Although homoploid hybrid speciation is increasingly recognized as an important phenomenon in plant evolution, its role in adaptive radiations is poorly documented. We studied a clade of seven extant species of Scaevola that are endemic to the Hawaiian Islands and show substantial ecological and morphological diversity. We estimated the genealogies for alleles isolated from multiple accessions of each species at four nuclear loci: the ITS region, and the introns of three nuclear genes, LEAFY (LFY), NITRATE REDUCTASE (NIA), and GLYCERALDEHYDE 3-PHOSPHATE DEHYDROGENASE (G3PDH). For five of the seven species, there was complete concordance among the genealogies estimated from the four loci and, when all four regions were combined, the relationships among these five species were fully resolved. Inclusion of alleles from the remaining two species, S. procera and S. kilaueae, resulted in incongruence among loci, which appears to reflect a history of hybridization. Based on the distribution of alleles, we infer that S. procera is the result of a homoploid hybrid speciation event between S. gaudichaudii and S. mollis and that S. kilaueae is probably the result of hybrid speciation between S. coriacea and S. chamissoniana. In each case the inferred hybridization is consistent with morphological, ecological, and geographic information. We conclude that homoploid hybrid speciation may be more common than is perceived and may play a role in generating novel combinations of adaptive traits that arise during island radiations.

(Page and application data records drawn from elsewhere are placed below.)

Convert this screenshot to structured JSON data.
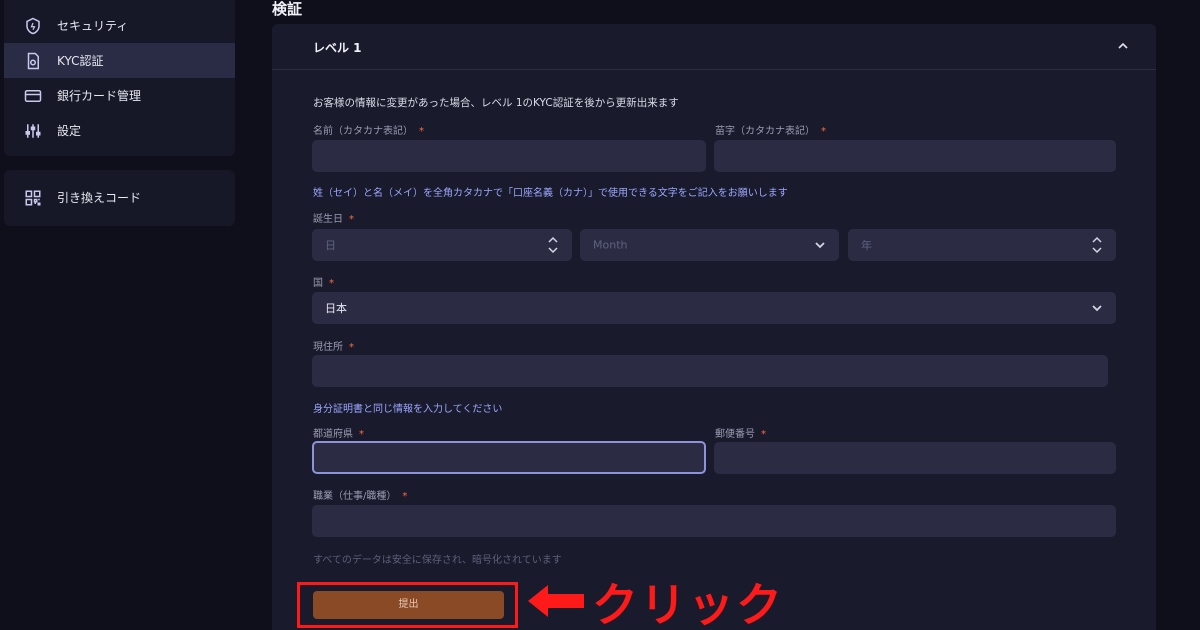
{
  "sidebar": {
    "items": [
      {
        "label": "セキュリティ",
        "icon": "shield-icon"
      },
      {
        "label": "KYC認証",
        "icon": "id-document-icon",
        "active": true
      },
      {
        "label": "銀行カード管理",
        "icon": "credit-card-icon"
      },
      {
        "label": "設定",
        "icon": "sliders-icon"
      }
    ],
    "secondary": [
      {
        "label": "引き換えコード",
        "icon": "qr-code-icon"
      }
    ]
  },
  "page": {
    "title": "検証"
  },
  "card": {
    "title": "レベル 1",
    "intro": "お客様の情報に変更があった場合、レベル 1のKYC認証を後から更新出来ます"
  },
  "form": {
    "first_name_label": "名前（カタカナ表記）",
    "last_name_label": "苗字（カタカナ表記）",
    "name_note": "姓（セイ）と名（メイ）を全角カタカナで「口座名義（カナ）」で使用できる文字をご記入をお願いします",
    "birthday_label": "誕生日",
    "day_placeholder": "日",
    "month_placeholder": "Month",
    "year_placeholder": "年",
    "country_label": "国",
    "country_value": "日本",
    "address_label": "現住所",
    "id_note": "身分証明書と同じ情報を入力してください",
    "prefecture_label": "都道府県",
    "postal_label": "郵便番号",
    "occupation_label": "職業（仕事/職種）",
    "security_note": "すべてのデータは安全に保存され、暗号化されています",
    "required_mark": "*",
    "submit_label": "提出"
  },
  "annotation": {
    "text": "クリック",
    "color": "#ff1a1a"
  },
  "colors": {
    "accent": "#9aa7ff",
    "submit": "#8a4a26",
    "required": "#ff6a3d"
  }
}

You have requested a machine translation of selected content from our databases. This functionality is provided solely for your convenience and is in no way intended to replace human translation. Neither BioOne nor the owners and publishers of the content make, and they explicitly disclaim, any express or implied representations or warranties of any kind, including, without limitation, representations and warranties as to the functionality of the translation feature or the accuracy or completeness of the translations.
Translations are not retained in our system. Your use of this feature and the translations is subject to all use restrictions contained in the Terms and Conditions of Use of the BioOne website.